    In the “old days” of the U.S. peace movement, when many people focused on the threat of a global nuclear “exchange,” an organization called Physicians for Social Responsibility (PSR) foretold what would happen if a major American city was actually blasted by an atomic bomb. Horrific scenarios extended far beyond the numbers of dead and […]

  • Europe, Capitalism, and Socialism

    In the Spring of 2005, workers’ votes in France and the Netherlands made the difference in defeating the draft European constitution and ending socialist party control of the German state of Baden-Wurttemberg. In the few weeks after those momentous events, most politicians and reporters offered one basic explanation. It tells us much more about the […]

  • A Dream and a Nightmare

    Two films, Paheli and Matrubhumi: A Nation without Women, hit theatres in India within weeks of each other. Significantly, both the films, directed by Amol Palekar and Manish Jha respectively, have or claim to have women at the centre of their discourse. In the promos of Paheli, the producer-actor Shah Rukh Khan talked of the […]

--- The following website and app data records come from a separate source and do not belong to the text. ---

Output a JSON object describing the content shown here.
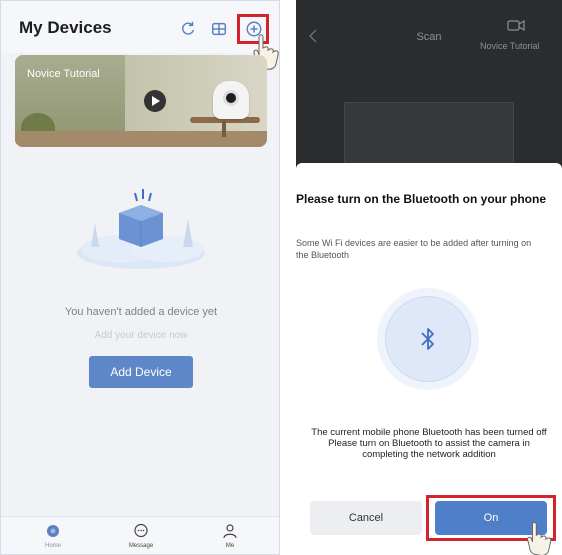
{
  "left_screen": {
    "title": "My Devices",
    "header_icons": [
      "refresh-icon",
      "layout-icon",
      "add-circle-icon"
    ],
    "banner": {
      "title": "Novice Tutorial"
    },
    "empty_state": {
      "message": "You haven't added a device yet",
      "sub_message": "Add your device now",
      "add_button_label": "Add Device"
    },
    "tabs": [
      {
        "label": "Home",
        "icon": "home-icon"
      },
      {
        "label": "Message",
        "icon": "message-icon"
      },
      {
        "label": "Me",
        "icon": "person-icon"
      }
    ]
  },
  "right_screen": {
    "header": {
      "title": "Scan",
      "tutorial_label": "Novice Tutorial"
    },
    "dialog": {
      "title": "Please turn on the Bluetooth on your phone",
      "description": "Some Wi Fi devices are easier to be added after turning on the Bluetooth",
      "status_line1": "The current mobile phone Bluetooth has been turned off",
      "status_line2": "Please turn on Bluetooth to assist the camera in completing the network addition",
      "cancel_label": "Cancel",
      "on_label": "On"
    }
  },
  "colors": {
    "primary_button": "#5d87c9",
    "highlight_box": "#d3232b",
    "scan_background": "#2b2c2e"
  }
}
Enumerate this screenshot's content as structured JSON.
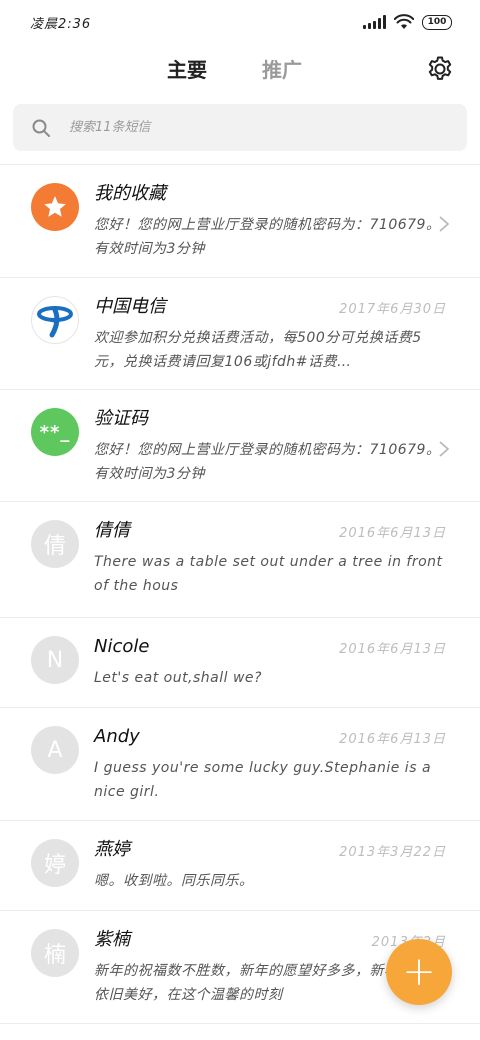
{
  "status_bar": {
    "time": "凌晨2:36",
    "battery": "100"
  },
  "header": {
    "tab_primary": "主要",
    "tab_promo": "推广"
  },
  "search": {
    "placeholder": "搜索11条短信"
  },
  "conversations": [
    {
      "name": "我的收藏",
      "date": "",
      "preview": "您好！您的网上营业厅登录的随机密码为：710679。有效时间为3分钟",
      "avatar_icon": "star-icon",
      "avatar_color": "#f47b34",
      "avatar_letter": "",
      "has_chevron": true
    },
    {
      "name": "中国电信",
      "date": "2017年6月30日",
      "preview": "欢迎参加积分兑换话费活动，每500分可兑换话费5元，兑换话费请回复106或jfdh#话费…",
      "avatar_icon": "china-telecom-logo-icon",
      "avatar_color": "#1a6fc0",
      "avatar_letter": "",
      "has_chevron": false
    },
    {
      "name": "验证码",
      "date": "",
      "preview": "您好！您的网上营业厅登录的随机密码为：710679。有效时间为3分钟",
      "avatar_icon": "verification-code-icon",
      "avatar_color": "#5ec85e",
      "avatar_letter": "**_",
      "has_chevron": true
    },
    {
      "name": "倩倩",
      "date": "2016年6月13日",
      "preview": "There was a table set out under a tree in front of the hous",
      "avatar_icon": "letter-avatar",
      "avatar_color": "#e3e3e3",
      "avatar_letter": "倩",
      "has_chevron": false
    },
    {
      "name": "Nicole",
      "date": "2016年6月13日",
      "preview": "Let's eat out,shall we?",
      "avatar_icon": "letter-avatar",
      "avatar_color": "#e3e3e3",
      "avatar_letter": "N",
      "has_chevron": false
    },
    {
      "name": "Andy",
      "date": "2016年6月13日",
      "preview": "I guess you're some lucky guy.Stephanie is a nice girl.",
      "avatar_icon": "letter-avatar",
      "avatar_color": "#e3e3e3",
      "avatar_letter": "A",
      "has_chevron": false
    },
    {
      "name": "燕婷",
      "date": "2013年3月22日",
      "preview": "嗯。收到啦。同乐同乐。",
      "avatar_icon": "letter-avatar",
      "avatar_color": "#e3e3e3",
      "avatar_letter": "婷",
      "has_chevron": false
    },
    {
      "name": "紫楠",
      "date": "2013年2月",
      "preview": "新年的祝福数不胜数，新年的愿望好多多，新年的问候依旧美好，在这个温馨的时刻",
      "avatar_icon": "letter-avatar",
      "avatar_color": "#e3e3e3",
      "avatar_letter": "楠",
      "has_chevron": false
    }
  ],
  "fab": {
    "label": "+"
  },
  "colors": {
    "accent": "#f7a63a",
    "divider": "#ececec",
    "muted_text": "#bdbdbd"
  }
}
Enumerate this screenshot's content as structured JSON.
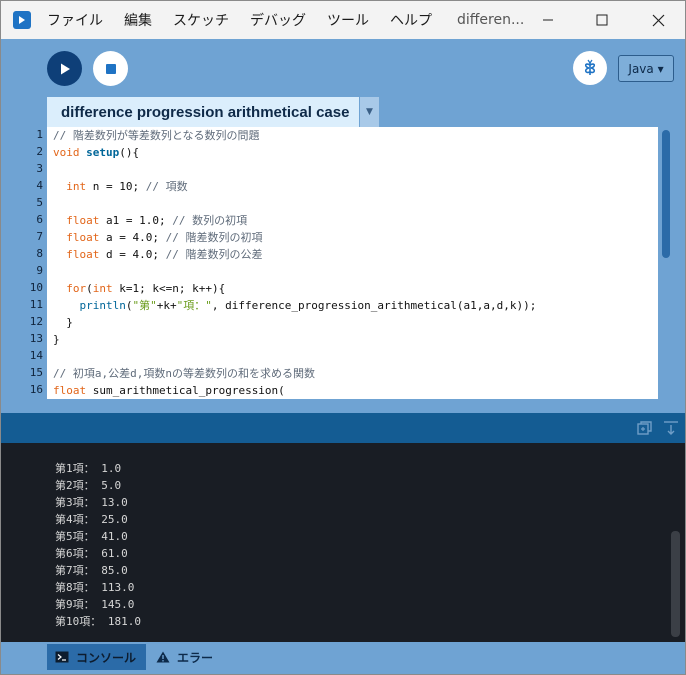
{
  "menu": {
    "items": [
      "ファイル",
      "編集",
      "スケッチ",
      "デバッグ",
      "ツール",
      "ヘルプ"
    ],
    "window_title": "differen..."
  },
  "toolbar": {
    "mode_label": "Java ▾"
  },
  "editor": {
    "tab_name": "difference progression arithmetical case",
    "line_numbers": [
      "1",
      "2",
      "3",
      "4",
      "5",
      "6",
      "7",
      "8",
      "9",
      "10",
      "11",
      "12",
      "13",
      "14",
      "15",
      "16"
    ],
    "lines": [
      "// 階差数列が等差数列となる数列の問題",
      "void setup(){",
      "",
      "  int n = 10; // 項数",
      "",
      "  float a1 = 1.0; // 数列の初項",
      "  float a = 4.0; // 階差数列の初項",
      "  float d = 4.0; // 階差数列の公差",
      "",
      "  for(int k=1; k<=n; k++){",
      "    println(\"第\"+k+\"項：\", difference_progression_arithmetical(a1,a,d,k));",
      "  }",
      "}",
      "",
      "// 初項a,公差d,項数nの等差数列の和を求める関数",
      "float sum_arithmetical_progression("
    ]
  },
  "console": {
    "output": [
      "第1項： 1.0",
      "第2項： 5.0",
      "第3項： 13.0",
      "第4項： 25.0",
      "第5項： 41.0",
      "第6項： 61.0",
      "第7項： 85.0",
      "第8項： 113.0",
      "第9項： 145.0",
      "第10項： 181.0"
    ]
  },
  "status_tabs": {
    "console_label": "コンソール",
    "errors_label": "エラー"
  },
  "colors": {
    "toolbar": "#6fa3d3",
    "run_button": "#0e3f78",
    "console_bg": "#191d24",
    "keyword": "#e2661a",
    "function": "#006699"
  }
}
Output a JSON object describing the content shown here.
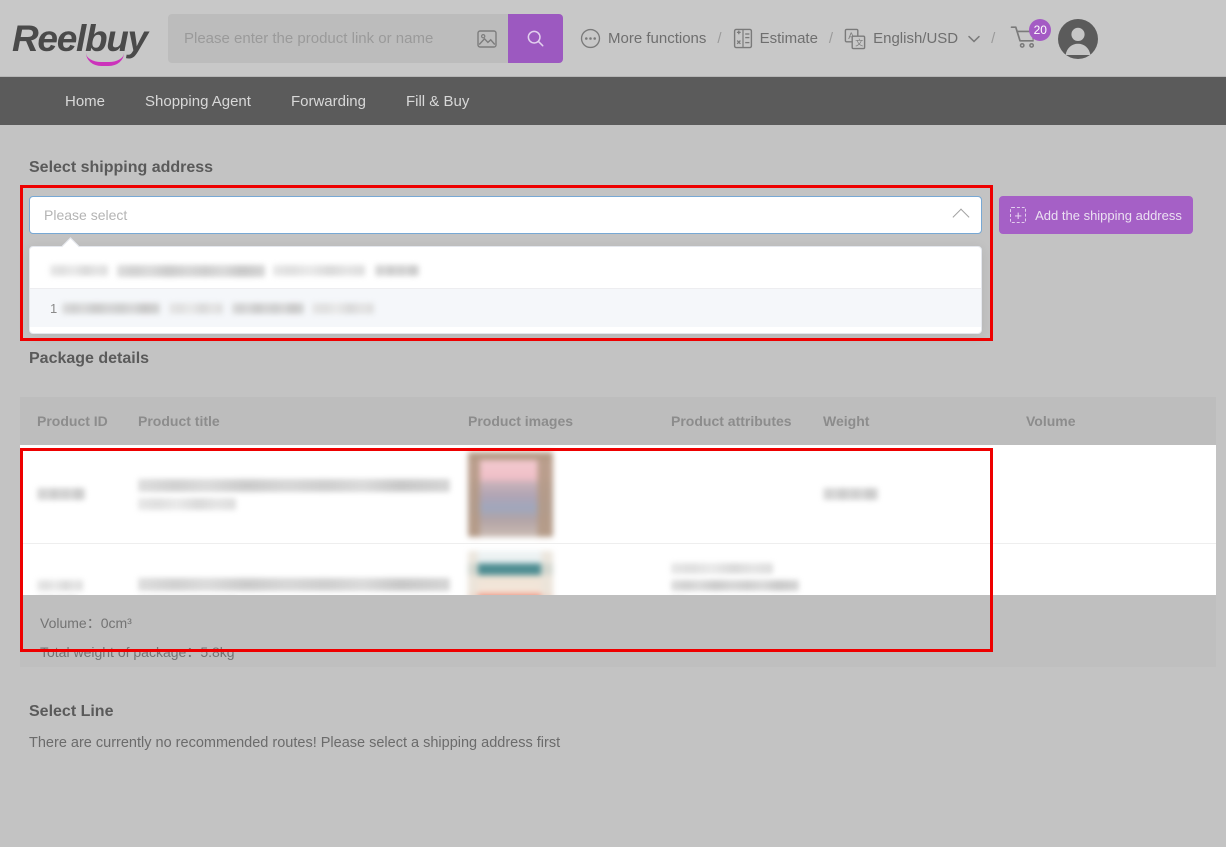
{
  "brand": {
    "name": "Reelbuy",
    "accent": "#9c59c0",
    "smile_color": "#cc33bb"
  },
  "header": {
    "search": {
      "placeholder": "Please enter the product link or name",
      "value": "",
      "image_search_icon": "image-search-icon",
      "search_icon": "search-icon"
    },
    "links": [
      {
        "label": "More functions",
        "icon": "ellipsis-circle-icon"
      },
      {
        "label": "Estimate",
        "icon": "calculator-icon"
      },
      {
        "label": "English/USD",
        "icon": "translate-icon",
        "caret": "chevron-down-icon"
      }
    ],
    "separator": "/",
    "cart": {
      "icon": "cart-icon",
      "badge": "20"
    },
    "avatar": {
      "icon": "user-avatar-icon"
    }
  },
  "nav": {
    "items": [
      {
        "label": "Home"
      },
      {
        "label": "Shopping Agent"
      },
      {
        "label": "Forwarding"
      },
      {
        "label": "Fill & Buy"
      }
    ]
  },
  "address_section": {
    "title": "Select shipping address",
    "select": {
      "placeholder": "Please select",
      "value": "",
      "caret": "chevron-up-icon",
      "expanded": true
    },
    "options": [
      {
        "prefix": "",
        "label": "",
        "redacted": true
      },
      {
        "prefix": "1",
        "label": "",
        "redacted": true
      }
    ],
    "add_button": {
      "label": "Add the shipping address",
      "icon": "plus-box-icon"
    }
  },
  "package_section": {
    "title": "Package details",
    "columns": [
      "Product ID",
      "Product title",
      "Product images",
      "Product attributes",
      "Weight",
      "Volume"
    ],
    "rows": [
      {
        "product_id": "",
        "product_title": "",
        "product_image": "product-image-1",
        "attributes": "",
        "weight": "",
        "volume": "",
        "redacted": true
      },
      {
        "product_id": "",
        "product_title": "",
        "product_image": "product-image-2",
        "attributes": "",
        "weight": "",
        "volume": "",
        "redacted": true
      }
    ],
    "summary": {
      "volume_label": "Volume：",
      "volume_value": "0cm³",
      "weight_label": "Total weight of package：",
      "weight_value": "5.8kg"
    }
  },
  "line_section": {
    "title": "Select Line",
    "empty_message": "There are currently no recommended routes! Please select a shipping address first"
  },
  "annotations": {
    "color": "#ee0000",
    "boxes": [
      {
        "name": "address-select-highlight"
      },
      {
        "name": "package-rows-highlight"
      }
    ]
  }
}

  • The Front Lines of Social Change: Veterans of the Abraham Lincoln Brigade

    The Front Lines of Social Change: Veterans of the Abraham Lincoln Brigade. By Richard Bermack, Introduction by Peter Carroll. Berkeley: Heyday Books, 2005. 120pp, oversize. $19.95pbk. This is a photo book with text, and Richard Bermack is the master photographer of veteran political activists on the West Coast. He has been on the job for […]

  • Toward an Organized Left in the Labor Movement

    The cold split that just occurred in the AFL-CIO has opened up a new page for US labor. As Bill Fletcher has observed in several excellent articles on the issue, the “debate” leading up to the split took place far over the heads of the members of the unions who pay the salaries of the […]

  • Where Have All the Farmers Gone?

    The United States was a land of farmers, from first settlement to the industrial revolution that took off in the 1830s.   European settlers, mainly from England, Scotland, and Ireland, were overwhelmingly farmers, peasants, from generations of the same.  They came to North America for land to farm.  With the support of the British colonial institutions, […]

  • Free Cindy Sheehan!

    I’ve heard from a couple of sources now that Fenton Communications, the “progressive” PR outfit that’s handling Cindy Sheehan‘s publicity, is keeping the press away from her, apparently because she’s given to making intemperately strong statements of the sort that embarrasses publicists. They’re only allowing organized press conferences, and not individual interviews. Free Cindy Sheehan! […]

  • Wolfowitz at the World Bank: A New Leaf?

    [The author has been a senior official in this field and must withhold his identity. — Ed.] I believe in redemption.  Never give up on anyone.  And besides, like many of us, I was told that Paul Wolfowitz might turn out to be another McNamara (well . . . ).  On June 1, Mr. Wolfowitz […]